There is no other means of presenting a four-note chord than by jumping somewhat, moving one leg forwards and the other backwards. This is how a four-note chord is presented. But think for a moment what happens here. It would be difficult, as well as not looking particularly beautiful, to jump without bending the knees. You cannot jump easily with totally stiff legs, quite apart from the ungraceful appearance. In jumping you must bend at the knees, so that in the jumping movement necessary for the four-note discord (because of the nature of the body and its relation to the environment) you really get the bending of the knees as the gesture for the discord. The natural movement for a discord is the bending of the knees entailed by jumping.

From this, however, something else arises. If you have a discordant triad you can again apply the same principle. With a concordant triad you take a step forwards; with a discordant triad you must also make a bending movement. There is no necessity to bend as with jumping, but you can bend. And so you express the discordant triad by moving with bended knees. You can discover this from the fact that a four-note chord (which is always a discord) can only be done by a jump in order to set both legs into movement; for you just do not have four members of your body in order to express a discord of four notes, so you have to jump, coupled with bending. This gives us, therefore, bending as the expression of the discord.

Now just as a musician has to practise his exercises, a tremendous inner liveliness is attained by practising the alternation between discords and concords, passing from one to the other simply with a view to experiencing in their gestures the change of mood, the change in the actual feeling.

If you think of all I have just said, you will find the experience of the fourth of particular interest. In the third we are intimately within ourselves. In the fifth we come just to the boundary of the body. The fourth lies between. And the fourth has this striking characteristic, that here the human being experiences himself inwardly, although not so intimately as in the third. But he does not even reach his surface. He experiences himself beneath this surface. He remains, as it were, just beneath it. He separates himself from the surrounding world, and creates himself within himself. He does not form himself, as in the fifth, where the external world also compels this forming, but he forms himself out of the needs of his own soul. The experience of the fourth is such that the human being feels his humanity through his own inner strength, whereas in the fifth it is through the world that he feels his humanity. In the fourth he says to himself ‘You are really too big; you cannot experience yourself because you are so big. Make yourself a little smaller, yet stay as important as your size.’ In the fourth you make yourself into a snug, comfortable dwarf Thus the fourth demands a very strong relation to yourself.
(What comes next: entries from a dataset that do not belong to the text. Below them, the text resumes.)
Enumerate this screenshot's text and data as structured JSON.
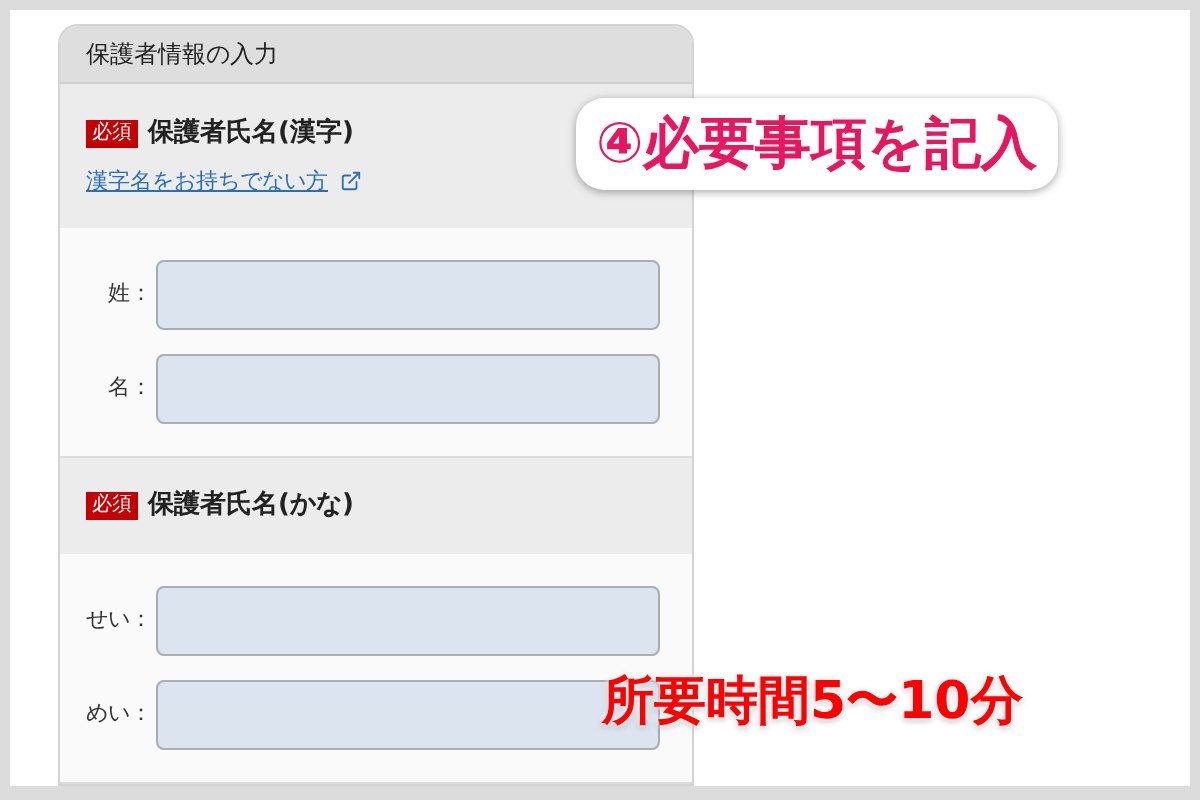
{
  "panel": {
    "title": "保護者情報の入力",
    "sections": [
      {
        "badge": "必須",
        "title": "保護者氏名(漢字)",
        "link": "漢字名をお持ちでない方",
        "fields": [
          {
            "label": "姓："
          },
          {
            "label": "名："
          }
        ]
      },
      {
        "badge": "必須",
        "title": "保護者氏名(かな)",
        "fields": [
          {
            "label": "せい："
          },
          {
            "label": "めい："
          }
        ]
      }
    ]
  },
  "callout": "④必要事項を記入",
  "note": "所要時間5〜10分"
}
You can achieve this when, instead of simply going outwards or inwards as in the third, you draw the fingers sharply together as if to concentrate the strength of the hand in itself In this way the fourth is expressed and revealed.

These, then, are the principles which have to be considered before entering more deeply into the gestures of the musical element, for without the experience of these principles no truly artistic gestures can come about. I am sure you will have plenty to do when you come to work through all these details. It is better therefore not to give too many gestures in one session, for what has been given must first be assimilated. So we shall continue tomorrow.



1. It has a bourgeois ring in German. Translator's note.